Landlords making properties greener ahead of energy-efficiency rules
Landlords are taking steps to improve the energy efficiency of their rental properties, said Shawbrook Bank, ahead of rules that require them to meet a minimum Energy Performance Certificate rating of C by 2025.
The buy-to-let specialist said that 17% of buy-to-let landlords have undertaken a refurbishment in the last 12 months to improve the energy efficiency of their home.
The new rules mean rental properties with an EPC rating of D or below will not be able to take on new tenants from 2025. By 2028 all existing tanancies will need to be in properties with an EPC rating of C or above.
According to data from the Ministry of Housing, Communities and Local Government there are close to 13 million homes in England and Wales currently with an EPC rating of D or below.
For those landlords who own older properties – which are typically less energy efficient – it can be harder to improve the rating.
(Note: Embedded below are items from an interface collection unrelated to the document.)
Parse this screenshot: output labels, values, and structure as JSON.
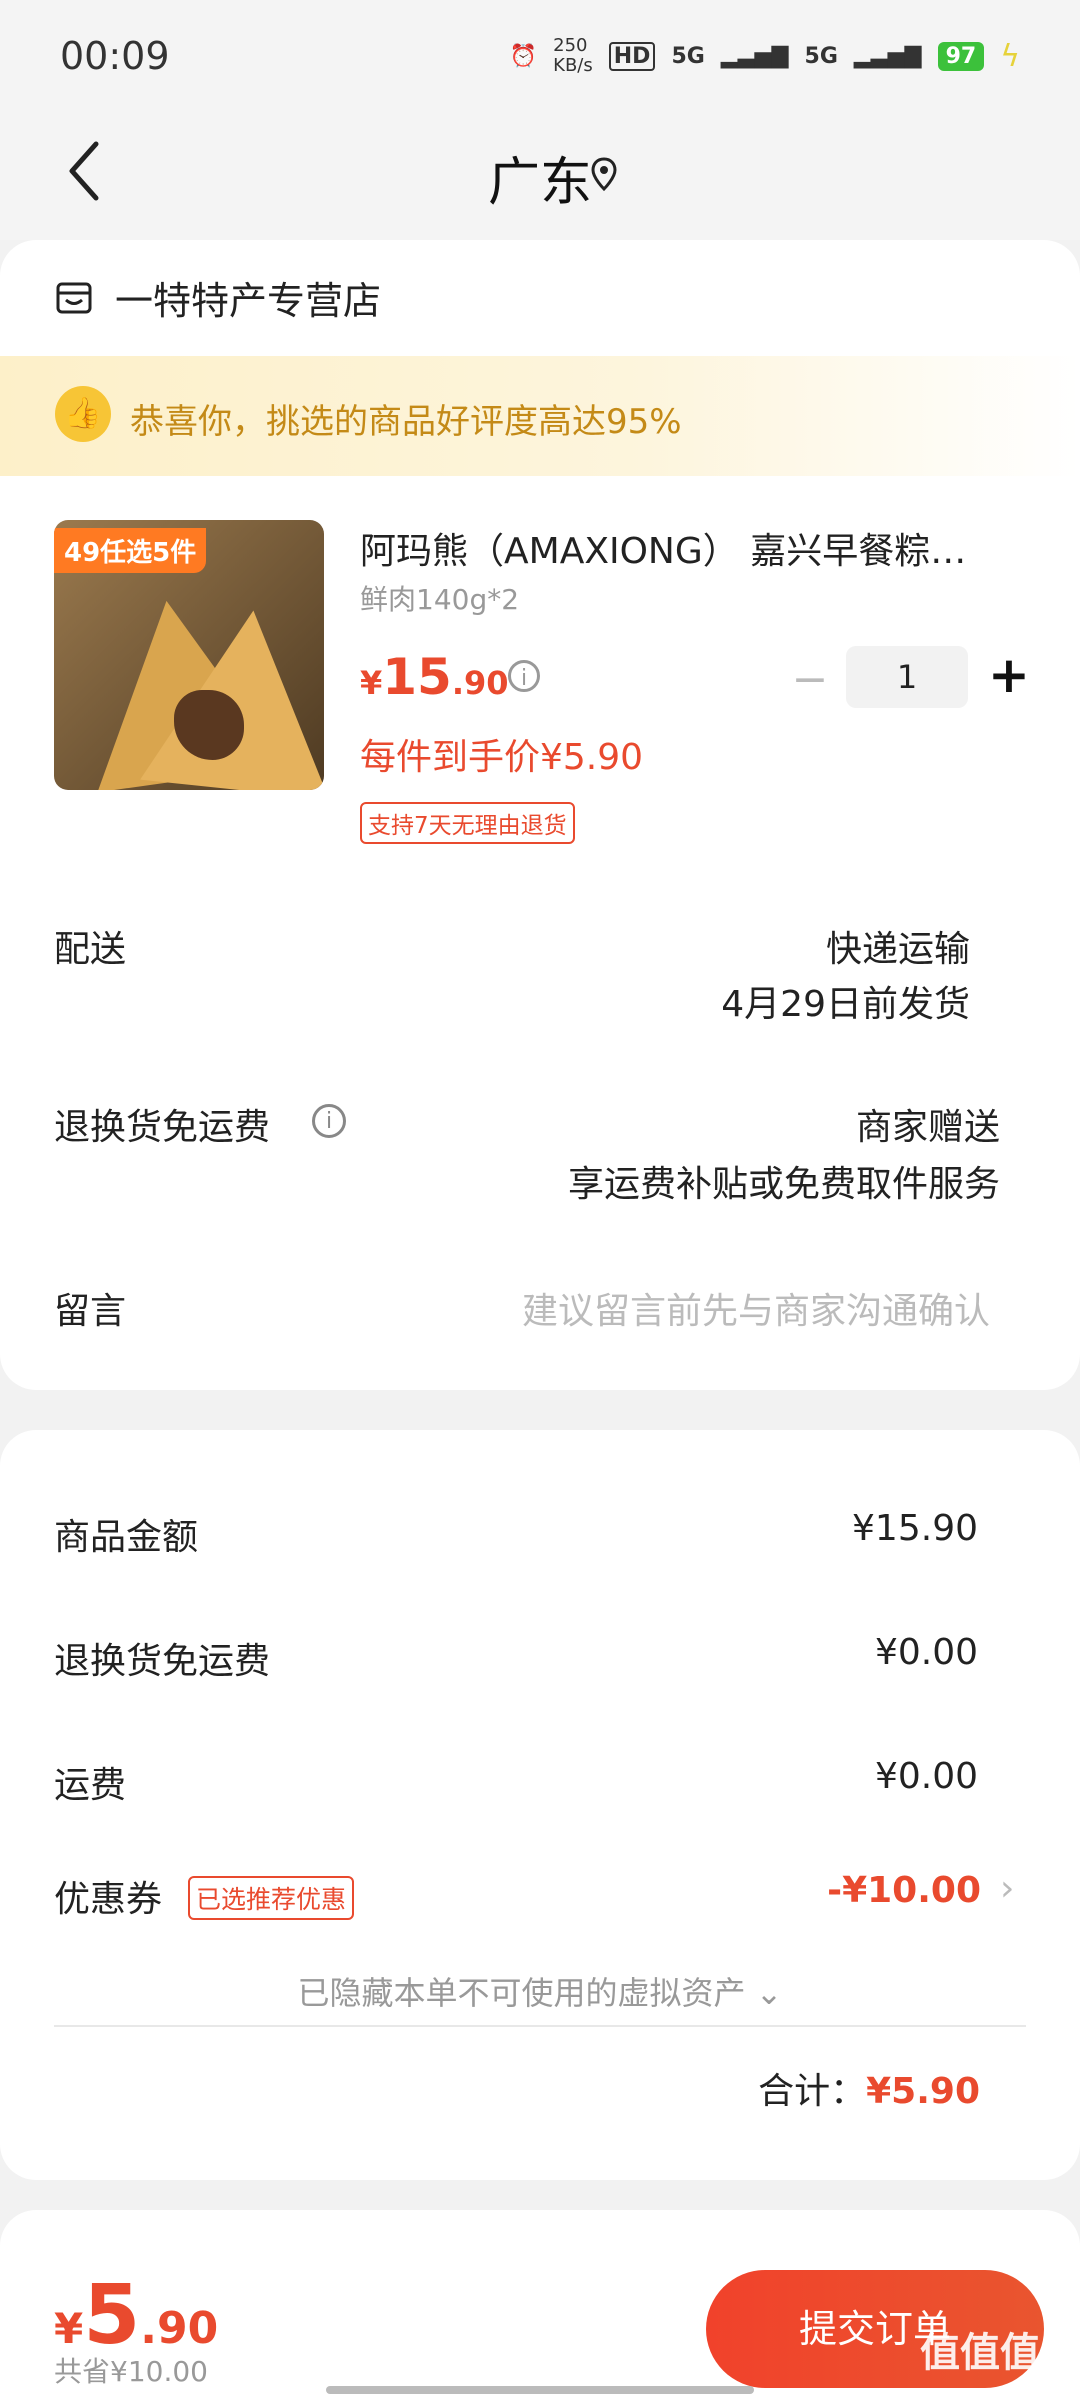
{
  "status_bar": {
    "time": "00:09",
    "speed": "250",
    "speed_unit": "KB/s",
    "hd": "HD",
    "net1": "5G",
    "net2": "5G",
    "battery": "97"
  },
  "header": {
    "region": "广东"
  },
  "store": {
    "name": "一特特产专营店"
  },
  "banner": {
    "text": "恭喜你，挑选的商品好评度高达95%"
  },
  "product": {
    "image_tag": "49任选5件",
    "title": "阿玛熊（AMAXIONG） 嘉兴早餐粽…",
    "spec": "鲜肉140g*2",
    "price_symbol": "¥",
    "price_int": "15",
    "price_dec": ".90",
    "unit_price": "每件到手价¥5.90",
    "return_tag": "支持7天无理由退货",
    "quantity": "1",
    "minus": "−",
    "plus": "+"
  },
  "delivery": {
    "label": "配送",
    "method": "快递运输",
    "ship_date": "4月29日前发货"
  },
  "return_fee": {
    "label": "退换货免运费",
    "value": "商家赠送",
    "note": "享运费补贴或免费取件服务"
  },
  "message": {
    "label": "留言",
    "placeholder": "建议留言前先与商家沟通确认"
  },
  "summary": {
    "goods_label": "商品金额",
    "goods_value": "¥15.90",
    "return_label": "退换货免运费",
    "return_value": "¥0.00",
    "shipping_label": "运费",
    "shipping_value": "¥0.00",
    "coupon_label": "优惠券",
    "coupon_badge": "已选推荐优惠",
    "coupon_value": "-¥10.00",
    "hidden_note": "已隐藏本单不可使用的虚拟资产 ⌄",
    "total_label": "合计：",
    "total_value": "¥5.90"
  },
  "footer": {
    "price_symbol": "¥",
    "price_int": "5",
    "price_dec": ".90",
    "saved": "共省¥10.00",
    "submit": "提交订单",
    "watermark": "值值值"
  },
  "colors": {
    "accent": "#e94a2e",
    "banner_text": "#c48a17"
  }
}
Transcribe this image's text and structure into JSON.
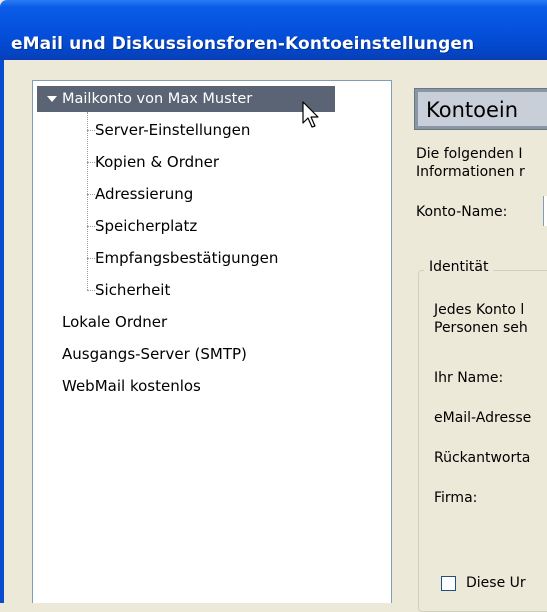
{
  "window": {
    "title": "eMail und Diskussionsforen-Kontoeinstellungen"
  },
  "tree": {
    "account": "Mailkonto von Max Muster",
    "children": [
      "Server-Einstellungen",
      "Kopien & Ordner",
      "Adressierung",
      "Speicherplatz",
      "Empfangsbestätigungen",
      "Sicherheit"
    ],
    "other": [
      "Lokale Ordner",
      "Ausgangs-Server (SMTP)",
      "WebMail kostenlos"
    ]
  },
  "panel": {
    "header": "Kontoein",
    "intro_line1": "Die folgenden I",
    "intro_line2": "Informationen r",
    "konto_name_label": "Konto-Name:",
    "identity_legend": "Identität",
    "identity_text1": "Jedes Konto l",
    "identity_text2": "Personen seh",
    "name_label": "Ihr Name:",
    "email_label": "eMail-Adresse",
    "reply_label": "Rückantworta",
    "company_label": "Firma:",
    "checkbox_label": "Diese Ur"
  },
  "colors": {
    "titlebar": "#0551DE",
    "selection": "#5A6475",
    "panel_header": "#C9CFD8"
  }
}
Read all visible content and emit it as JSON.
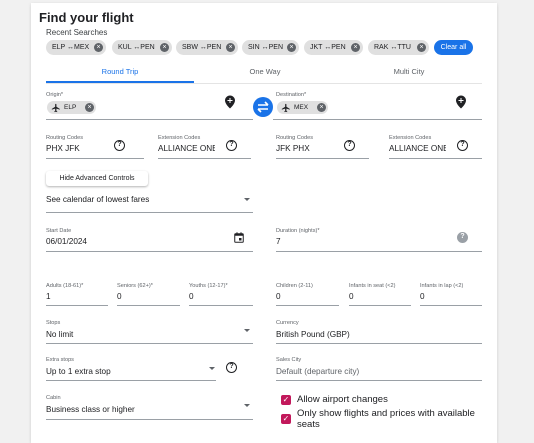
{
  "title": "Find your flight",
  "recent_label": "Recent Searches",
  "recent": [
    {
      "label": "ELP ↔MEX"
    },
    {
      "label": "KUL ↔PEN"
    },
    {
      "label": "SBW ↔PEN"
    },
    {
      "label": "SIN ↔PEN"
    },
    {
      "label": "JKT ↔PEN"
    },
    {
      "label": "RAK ↔TTU"
    }
  ],
  "clear_all": "Clear all",
  "tabs": [
    "Round Trip",
    "One Way",
    "Multi City"
  ],
  "origin": {
    "label": "Origin*",
    "chip": "ELP"
  },
  "destination": {
    "label": "Destination*",
    "chip": "MEX"
  },
  "routing1": {
    "label": "Routing Codes",
    "value": "PHX JFK"
  },
  "extension1": {
    "label": "Extension Codes",
    "value": "ALLIANCE ONE"
  },
  "routing2": {
    "label": "Routing Codes",
    "value": "JFK PHX"
  },
  "extension2": {
    "label": "Extension Codes",
    "value": "ALLIANCE ONE"
  },
  "advanced_button": "Hide Advanced Controls",
  "calendar_select": "See calendar of lowest fares",
  "start_date": {
    "label": "Start Date",
    "value": "06/01/2024"
  },
  "duration": {
    "label": "Duration (nights)*",
    "value": "7"
  },
  "passengers": [
    {
      "label": "Adults (18-61)*",
      "value": "1"
    },
    {
      "label": "Seniors (62+)*",
      "value": "0"
    },
    {
      "label": "Youths (12-17)*",
      "value": "0"
    },
    {
      "label": "Children (2-11)",
      "value": "0"
    },
    {
      "label": "Infants in seat (<2)",
      "value": "0"
    },
    {
      "label": "Infants in lap (<2)",
      "value": "0"
    }
  ],
  "stops": {
    "label": "Stops",
    "value": "No limit"
  },
  "currency": {
    "label": "Currency",
    "value": "British Pound (GBP)"
  },
  "extra_stops": {
    "label": "Extra stops",
    "value": "Up to 1 extra stop"
  },
  "sales_city": {
    "label": "Sales City",
    "placeholder": "Default (departure city)"
  },
  "cabin": {
    "label": "Cabin",
    "value": "Business class or higher"
  },
  "checkboxes": [
    {
      "label": "Allow airport changes",
      "checked": true
    },
    {
      "label": "Only show flights and prices with available seats",
      "checked": true
    }
  ],
  "colors": {
    "accent": "#1a73e8",
    "checkbox": "#c2185b"
  }
}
This could mean that by 2025 some properties could be ‘unrentable’ and ‘unsellable’.
Change is coming
Of all the landlords that had undertaken a refurbishment, 22% had replaced the boiler and heating system in their property, a further 23% had replaced the windows, and 18% had installed new white goods. All these actions could impact a property’s EPC rating and help landlords move closer to achieving a rating of C or above.
Making properties more energy efficient can also boost demand from tenants, with one in 10 private renters said that they would stay in their current property longer if their landlord made changes to the property. Tenants were also happy to pay more in rent – 18% of tenants said they’d pay more if windows were replaced, 15% would pay more for a new boiler and heating system, and 10% suggested that installing solar panels would justify paying more rent.
John Eastgate, MD of property finance at Shawbrook Bank, said: “It’s welcome news that landlords are already acting ahead of the rule change in 2025 and it’s completely right that we should all be considering how to make our properties more energy efficient and environmentally friendly.
“Some owners, however, will need support from both lenders, and the government, to make these changes financially possible. Without this, we risk a substantial part of the private rental sector becoming unrentable and therefore unmortgageable and unsellable. With homeownership still out of reach for many this could leave us with a shortage of quality homes to rent.”